A television ad is supposed to air this weekend on cable in the Warren market, said Larry Nichols, who recently came on to run Agana's campaign against 17th District congressman Timothy J. Ryan, D-Niles.
His strategy will be to link Ryan to President Barack Obama, Senate Majority Leader Harry Reid and House Minority Leader Nancy Pelosi.
Nichols said he doesn't plan to do much to promote Agana. The connection he said he plans to make between Ryan and Obama, Reid and Pelosi is enough to get votes for Agana, a pediatrician from Howland.
''All I have to do is make sure that Tim Ryan is part of that mob and people will vote against him,'' said Nichols from his home in Conway, Ark., from where he's running the campaign.
Ryan's campaign spokesman, Wiley Runnestrand, declined to comment.
Nichols and Agana met on Pastor Ernie Sanders' radio show, ''What's Right, What's Left,'' and Sanders asked Nichols to manage the campaign. Nichols, who said he has ''the lowest regard for Washington,'' agreed because ''I saw this as an opportunity to fire a shot and try and get the country back on track.''

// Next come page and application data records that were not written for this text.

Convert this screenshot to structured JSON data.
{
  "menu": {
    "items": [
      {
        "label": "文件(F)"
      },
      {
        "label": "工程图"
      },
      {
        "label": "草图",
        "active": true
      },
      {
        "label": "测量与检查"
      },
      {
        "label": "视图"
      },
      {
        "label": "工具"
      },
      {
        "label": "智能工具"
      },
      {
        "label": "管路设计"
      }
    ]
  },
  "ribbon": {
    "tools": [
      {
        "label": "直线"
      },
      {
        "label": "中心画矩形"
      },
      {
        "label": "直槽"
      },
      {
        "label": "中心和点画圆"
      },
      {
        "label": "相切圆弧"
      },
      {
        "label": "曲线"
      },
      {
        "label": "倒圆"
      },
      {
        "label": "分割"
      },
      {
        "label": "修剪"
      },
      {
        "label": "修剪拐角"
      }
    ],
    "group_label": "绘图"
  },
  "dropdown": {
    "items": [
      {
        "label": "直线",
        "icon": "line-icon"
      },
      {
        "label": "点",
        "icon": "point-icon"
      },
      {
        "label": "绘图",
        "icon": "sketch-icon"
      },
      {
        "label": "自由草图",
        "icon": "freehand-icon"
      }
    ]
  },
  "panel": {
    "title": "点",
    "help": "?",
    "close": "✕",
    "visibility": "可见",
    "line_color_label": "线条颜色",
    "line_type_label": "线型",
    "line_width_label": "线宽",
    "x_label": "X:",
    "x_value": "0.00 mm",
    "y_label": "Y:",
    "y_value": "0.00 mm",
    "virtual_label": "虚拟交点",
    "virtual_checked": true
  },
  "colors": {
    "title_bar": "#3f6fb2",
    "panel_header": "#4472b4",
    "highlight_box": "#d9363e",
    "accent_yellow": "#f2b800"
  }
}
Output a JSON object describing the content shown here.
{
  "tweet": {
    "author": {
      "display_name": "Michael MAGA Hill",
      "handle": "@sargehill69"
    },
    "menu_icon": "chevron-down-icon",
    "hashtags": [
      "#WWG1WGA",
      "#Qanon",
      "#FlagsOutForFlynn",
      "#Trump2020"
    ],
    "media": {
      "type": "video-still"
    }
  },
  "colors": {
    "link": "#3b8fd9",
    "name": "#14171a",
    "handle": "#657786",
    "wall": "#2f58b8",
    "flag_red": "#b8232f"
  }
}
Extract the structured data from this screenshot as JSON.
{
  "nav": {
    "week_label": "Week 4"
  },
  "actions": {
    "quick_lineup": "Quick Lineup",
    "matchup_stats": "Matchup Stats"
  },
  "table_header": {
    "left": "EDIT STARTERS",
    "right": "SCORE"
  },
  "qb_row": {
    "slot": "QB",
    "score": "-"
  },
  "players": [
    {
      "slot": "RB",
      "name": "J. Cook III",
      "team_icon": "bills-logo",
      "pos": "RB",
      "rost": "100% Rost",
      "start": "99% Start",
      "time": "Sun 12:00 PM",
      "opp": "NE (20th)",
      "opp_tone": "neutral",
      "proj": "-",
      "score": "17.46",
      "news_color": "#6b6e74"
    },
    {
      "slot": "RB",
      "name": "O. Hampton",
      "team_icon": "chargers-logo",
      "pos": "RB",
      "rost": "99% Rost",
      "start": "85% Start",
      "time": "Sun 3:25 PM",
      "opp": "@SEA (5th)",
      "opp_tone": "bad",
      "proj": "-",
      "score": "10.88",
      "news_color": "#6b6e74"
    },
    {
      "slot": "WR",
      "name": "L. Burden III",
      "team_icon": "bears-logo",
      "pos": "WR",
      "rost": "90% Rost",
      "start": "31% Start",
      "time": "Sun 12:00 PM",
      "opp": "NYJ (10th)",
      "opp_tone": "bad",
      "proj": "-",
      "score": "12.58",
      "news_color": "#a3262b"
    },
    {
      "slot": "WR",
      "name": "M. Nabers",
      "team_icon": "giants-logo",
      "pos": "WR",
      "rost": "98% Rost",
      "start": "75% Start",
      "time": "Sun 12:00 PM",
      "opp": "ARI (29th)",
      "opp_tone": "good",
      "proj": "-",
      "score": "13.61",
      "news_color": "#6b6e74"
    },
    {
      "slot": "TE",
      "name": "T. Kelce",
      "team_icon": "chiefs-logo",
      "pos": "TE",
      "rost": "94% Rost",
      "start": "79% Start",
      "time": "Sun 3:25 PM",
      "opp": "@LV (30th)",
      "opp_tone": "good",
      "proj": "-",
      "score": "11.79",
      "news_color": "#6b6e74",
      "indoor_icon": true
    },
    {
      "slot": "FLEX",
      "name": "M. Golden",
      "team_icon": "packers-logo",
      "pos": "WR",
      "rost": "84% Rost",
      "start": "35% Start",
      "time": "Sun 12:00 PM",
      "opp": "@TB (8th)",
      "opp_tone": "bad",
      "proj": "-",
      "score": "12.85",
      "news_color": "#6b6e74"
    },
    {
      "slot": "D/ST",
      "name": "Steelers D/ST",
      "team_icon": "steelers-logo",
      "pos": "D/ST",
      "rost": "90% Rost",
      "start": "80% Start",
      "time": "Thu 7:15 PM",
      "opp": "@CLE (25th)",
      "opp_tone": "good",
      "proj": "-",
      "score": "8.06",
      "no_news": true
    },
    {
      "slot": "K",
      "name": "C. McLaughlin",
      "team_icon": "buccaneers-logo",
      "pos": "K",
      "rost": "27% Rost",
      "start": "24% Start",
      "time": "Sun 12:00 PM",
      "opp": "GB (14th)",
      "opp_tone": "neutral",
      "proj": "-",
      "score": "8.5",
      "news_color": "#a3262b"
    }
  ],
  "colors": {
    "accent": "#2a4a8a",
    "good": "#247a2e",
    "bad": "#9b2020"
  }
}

Nichols says it'll take between $125,000 and $150,000 to win, and raising that can be done. He said interest in the campaign has grown since Agana's tweet comparing Obama to Adolf Hitler, Mao Zedong and Joseph Stalin.
Agana, fully against abortion, later explained her position saying the tweet was in response to the president's stance on the issue. She said she puts national leaders who believe in and support abortion into a group of leaders who have either committed or supported genocide.
Federal campaign reports show that Ryan's war chest dwarfs Agana's, $232,567 for Ryan compared to only $4,223 for Agana.
Nichols has been a vocal critic of former President Bill Clinton.
Cuyahoga County Executive Ed FitzGerald was at the Tribune Chronicle last week, and I got a chance to hear some of what he had to say.
Rumored to be one of the people considering a run for Ohio governor in 2014, FitzGerald would have to give up his job to run in what could be a crowded field. Former Gov. Ted Strickland, U.S. Rep. Timothy J. Ryan and former Ohio Treasurer and Attorney General Richard Cordray, now director of the U.S. Consumer Financial Protection Bureau, are all names that have been tossed out.
Strickland says he's waiting to make a decision and Ryan has said he has an interest, but only if Strickland, a close friend, decides not to run.
FitzGerald said he philosophically believes in a primary election, but in a four person race, candidates would spend their money trying to win the primary, leaving nothing to run against the Republican in the fall election.
So what probably will happen is the party will coalesce around one candidate to run, he said. That, however, takes the decision away from voters.
There's also a bunch of unknowns. If Obama wins, is Strickland, one of the president's campaign national co-chairs, in line for a job in his administration, FitzGerald said. And Cordray probably won't have his job if Obama loses.
As for Ryan, FitzGerald said because of his seniority, already having been elected to the House at a young age, if he's able to stay in the House, could he be a candidate some day for Speaker?
FitzGerald said by January it should be known who's really a Democrat contender for governor.